■ Task details ■
Output all of the records exactly as written.

■ Data to process ■

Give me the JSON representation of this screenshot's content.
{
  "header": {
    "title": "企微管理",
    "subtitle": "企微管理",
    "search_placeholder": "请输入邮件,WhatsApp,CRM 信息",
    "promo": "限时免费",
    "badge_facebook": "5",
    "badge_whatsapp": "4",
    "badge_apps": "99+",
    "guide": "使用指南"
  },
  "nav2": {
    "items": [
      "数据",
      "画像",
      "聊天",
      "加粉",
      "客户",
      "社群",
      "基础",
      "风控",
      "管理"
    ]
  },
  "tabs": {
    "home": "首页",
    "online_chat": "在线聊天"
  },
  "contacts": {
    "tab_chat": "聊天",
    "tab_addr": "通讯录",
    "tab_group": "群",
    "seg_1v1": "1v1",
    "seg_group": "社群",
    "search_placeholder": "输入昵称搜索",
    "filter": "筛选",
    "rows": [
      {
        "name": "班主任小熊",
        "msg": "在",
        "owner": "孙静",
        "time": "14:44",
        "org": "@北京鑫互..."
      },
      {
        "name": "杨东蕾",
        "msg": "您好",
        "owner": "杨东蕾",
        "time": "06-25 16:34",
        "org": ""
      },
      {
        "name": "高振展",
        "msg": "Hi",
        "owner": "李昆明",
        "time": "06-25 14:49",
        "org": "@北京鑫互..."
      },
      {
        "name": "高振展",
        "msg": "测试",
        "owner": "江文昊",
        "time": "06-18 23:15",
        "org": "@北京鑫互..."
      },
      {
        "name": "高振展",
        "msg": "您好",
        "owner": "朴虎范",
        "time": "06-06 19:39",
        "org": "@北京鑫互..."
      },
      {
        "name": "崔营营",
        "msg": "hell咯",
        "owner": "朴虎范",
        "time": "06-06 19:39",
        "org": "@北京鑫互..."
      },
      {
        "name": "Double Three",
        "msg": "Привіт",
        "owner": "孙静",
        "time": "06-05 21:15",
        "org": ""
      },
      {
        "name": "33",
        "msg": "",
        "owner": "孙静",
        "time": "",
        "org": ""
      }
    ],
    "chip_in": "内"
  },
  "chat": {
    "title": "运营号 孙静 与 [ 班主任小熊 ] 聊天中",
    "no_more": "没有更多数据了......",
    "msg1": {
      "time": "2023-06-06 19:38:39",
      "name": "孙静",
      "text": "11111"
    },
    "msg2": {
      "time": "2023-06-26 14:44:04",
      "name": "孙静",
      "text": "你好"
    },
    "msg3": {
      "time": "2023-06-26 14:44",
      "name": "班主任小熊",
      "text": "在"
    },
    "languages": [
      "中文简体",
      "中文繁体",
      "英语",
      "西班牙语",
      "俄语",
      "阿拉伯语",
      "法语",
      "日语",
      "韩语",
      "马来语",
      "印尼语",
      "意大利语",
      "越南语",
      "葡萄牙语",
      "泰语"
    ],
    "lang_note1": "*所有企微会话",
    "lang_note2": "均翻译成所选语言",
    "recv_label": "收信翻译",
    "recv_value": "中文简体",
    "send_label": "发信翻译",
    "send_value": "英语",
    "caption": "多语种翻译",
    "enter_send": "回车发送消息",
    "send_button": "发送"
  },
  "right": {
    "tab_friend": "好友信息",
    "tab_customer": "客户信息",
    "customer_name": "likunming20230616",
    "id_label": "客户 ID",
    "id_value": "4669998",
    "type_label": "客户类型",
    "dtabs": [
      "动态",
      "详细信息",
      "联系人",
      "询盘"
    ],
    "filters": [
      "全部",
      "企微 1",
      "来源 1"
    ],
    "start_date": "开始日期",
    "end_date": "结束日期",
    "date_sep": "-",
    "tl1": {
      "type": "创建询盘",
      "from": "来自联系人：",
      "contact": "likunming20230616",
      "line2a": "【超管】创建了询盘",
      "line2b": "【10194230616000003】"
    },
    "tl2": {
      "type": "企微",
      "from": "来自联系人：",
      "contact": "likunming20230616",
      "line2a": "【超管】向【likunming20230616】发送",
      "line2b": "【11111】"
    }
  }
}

■ Answer area ■
Give me the JSON representation of this screenshot's content.
{
  "header": {
    "title": "企微管理",
    "subtitle": "企微管理",
    "search_placeholder": "请输入邮件,WhatsApp,CRM 信息",
    "promo": "限时免费",
    "badge_facebook": "5",
    "badge_whatsapp": "4",
    "badge_apps": "99+",
    "guide": "使用指南"
  },
  "nav2": {
    "items": [
      "数据",
      "画像",
      "聊天",
      "加粉",
      "客户",
      "社群",
      "基础",
      "风控",
      "管理"
    ]
  },
  "tabs": {
    "home": "首页",
    "online_chat": "在线聊天"
  },
  "contacts": {
    "tab_chat": "聊天",
    "tab_addr": "通讯录",
    "tab_group": "群",
    "seg_1v1": "1v1",
    "seg_group": "社群",
    "search_placeholder": "输入昵称搜索",
    "filter": "筛选",
    "rows": [
      {
        "name": "班主任小熊",
        "msg": "在",
        "owner": "孙静",
        "time": "14:44",
        "org": "@北京鑫互..."
      },
      {
        "name": "杨东蕾",
        "msg": "您好",
        "owner": "杨东蕾",
        "time": "06-25 16:34",
        "org": ""
      },
      {
        "name": "高振展",
        "msg": "Hi",
        "owner": "李昆明",
        "time": "06-25 14:49",
        "org": "@北京鑫互..."
      },
      {
        "name": "高振展",
        "msg": "测试",
        "owner": "江文昊",
        "time": "06-18 23:15",
        "org": "@北京鑫互..."
      },
      {
        "name": "高振展",
        "msg": "您好",
        "owner": "朴虎范",
        "time": "06-06 19:39",
        "org": "@北京鑫互..."
      },
      {
        "name": "崔营营",
        "msg": "hell咯",
        "owner": "朴虎范",
        "time": "06-06 19:39",
        "org": "@北京鑫互..."
      },
      {
        "name": "Double Three",
        "msg": "Привіт",
        "owner": "孙静",
        "time": "06-05 21:15",
        "org": ""
      },
      {
        "name": "33",
        "msg": "",
        "owner": "孙静",
        "time": "",
        "org": ""
      }
    ],
    "chip_in": "内"
  },
  "chat": {
    "title": "运营号 孙静 与 [ 班主任小熊 ] 聊天中",
    "no_more": "没有更多数据了......",
    "msg1": {
      "time": "2023-06-06 19:38:39",
      "name": "孙静",
      "text": "11111"
    },
    "msg2": {
      "time": "2023-06-26 14:44:04",
      "name": "孙静",
      "text": "你好"
    },
    "msg3": {
      "time": "2023-06-26 14:44",
      "name": "班主任小熊",
      "text": "在"
    },
    "languages": [
      "中文简体",
      "中文繁体",
      "英语",
      "西班牙语",
      "俄语",
      "阿拉伯语",
      "法语",
      "日语",
      "韩语",
      "马来语",
      "印尼语",
      "意大利语",
      "越南语",
      "葡萄牙语",
      "泰语"
    ],
    "lang_note1": "*所有企微会话",
    "lang_note2": "均翻译成所选语言",
    "recv_label": "收信翻译",
    "recv_value": "中文简体",
    "send_label": "发信翻译",
    "send_value": "英语",
    "caption": "多语种翻译",
    "enter_send": "回车发送消息",
    "send_button": "发送"
  },
  "right": {
    "tab_friend": "好友信息",
    "tab_customer": "客户信息",
    "customer_name": "likunming20230616",
    "id_label": "客户 ID",
    "id_value": "4669998",
    "type_label": "客户类型",
    "dtabs": [
      "动态",
      "详细信息",
      "联系人",
      "询盘"
    ],
    "filters": [
      "全部",
      "企微 1",
      "来源 1"
    ],
    "start_date": "开始日期",
    "end_date": "结束日期",
    "date_sep": "-",
    "tl1": {
      "type": "创建询盘",
      "from": "来自联系人：",
      "contact": "likunming20230616",
      "line2a": "【超管】创建了询盘",
      "line2b": "【10194230616000003】"
    },
    "tl2": {
      "type": "企微",
      "from": "来自联系人：",
      "contact": "likunming20230616",
      "line2a": "【超管】向【likunming20230616】发送",
      "line2b": "【11111】"
    }
  }
}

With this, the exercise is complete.